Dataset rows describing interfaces
'''

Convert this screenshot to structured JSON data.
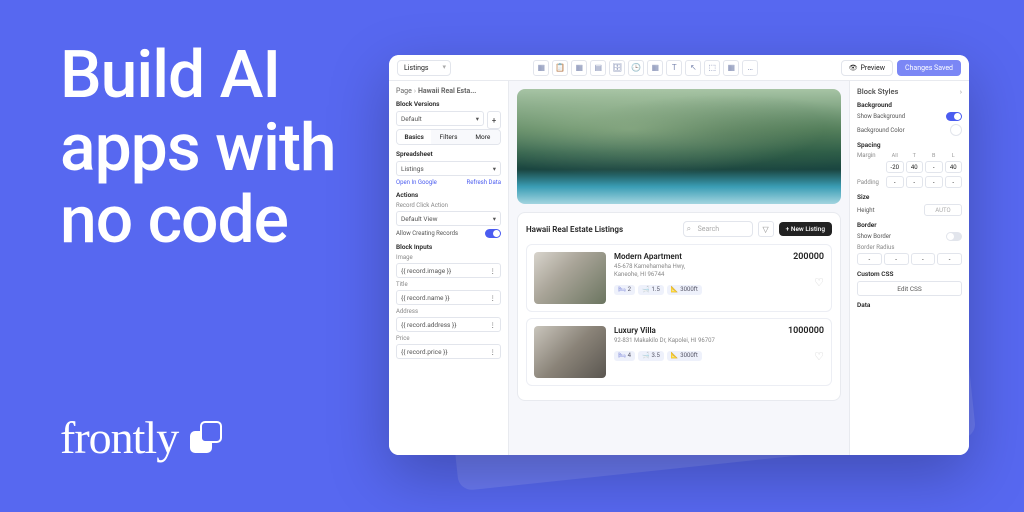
{
  "hero": {
    "headline": "Build AI\napps with\nno code"
  },
  "brand": {
    "name": "frontly"
  },
  "topbar": {
    "dropdown": "Listings",
    "preview": "Preview",
    "save_status": "Changes Saved",
    "tool_icons": [
      "▦",
      "📋",
      "▦",
      "▤",
      "🗄",
      "🕒",
      "▦",
      "T",
      "↖",
      "⬚",
      "▦",
      "…"
    ]
  },
  "left_panel": {
    "breadcrumb_root": "Page",
    "breadcrumb_current": "Hawaii Real Esta...",
    "block_versions_label": "Block Versions",
    "block_versions_value": "Default",
    "tabs": [
      "Basics",
      "Filters",
      "More"
    ],
    "spreadsheet_label": "Spreadsheet",
    "spreadsheet_value": "Listings",
    "open_in_google": "Open In Google",
    "refresh_data": "Refresh Data",
    "actions_label": "Actions",
    "record_click_label": "Record Click Action",
    "record_click_value": "Default View",
    "allow_create_label": "Allow Creating Records",
    "block_inputs_label": "Block Inputs",
    "image_label": "Image",
    "image_value": "{{ record.image }}",
    "title_label": "Title",
    "title_value": "{{ record.name }}",
    "address_label": "Address",
    "address_value": "{{ record.address }}",
    "price_label": "Price",
    "price_value": "{{ record.price }}"
  },
  "listings": {
    "title": "Hawaii Real Estate Listings",
    "search_placeholder": "Search",
    "new_button": "New Listing",
    "items": [
      {
        "title": "Modern Apartment",
        "address": "45-678 Kamehameha Hwy,\nKaneohe, HI 96744",
        "price": "200000",
        "beds": "2",
        "baths": "1.5",
        "size": "3000ft"
      },
      {
        "title": "Luxury Villa",
        "address": "92-831 Makakilo Dr, Kapolei, HI 96707",
        "price": "1000000",
        "beds": "4",
        "baths": "3.5",
        "size": "3000ft"
      }
    ]
  },
  "right_panel": {
    "title": "Block Styles",
    "background_label": "Background",
    "show_bg_label": "Show Background",
    "bg_color_label": "Background Color",
    "spacing_label": "Spacing",
    "margin_label": "Margin",
    "padding_label": "Padding",
    "cols": [
      "All",
      "T",
      "R",
      "B",
      "L"
    ],
    "margin_values": [
      "-20",
      "40",
      "-",
      "40"
    ],
    "padding_values": [
      "-",
      "-",
      "-",
      "-"
    ],
    "size_label": "Size",
    "height_label": "Height",
    "height_value": "AUTO",
    "border_label": "Border",
    "show_border_label": "Show Border",
    "radius_label": "Border Radius",
    "radius_values": [
      "-",
      "-",
      "-",
      "-"
    ],
    "custom_css_label": "Custom CSS",
    "edit_css_button": "Edit CSS",
    "data_label": "Data"
  }
}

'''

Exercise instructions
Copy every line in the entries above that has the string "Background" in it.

Solution
    "background_label": "Background",
    "show_bg_label": "Show Background",
    "bg_color_label": "Background Color",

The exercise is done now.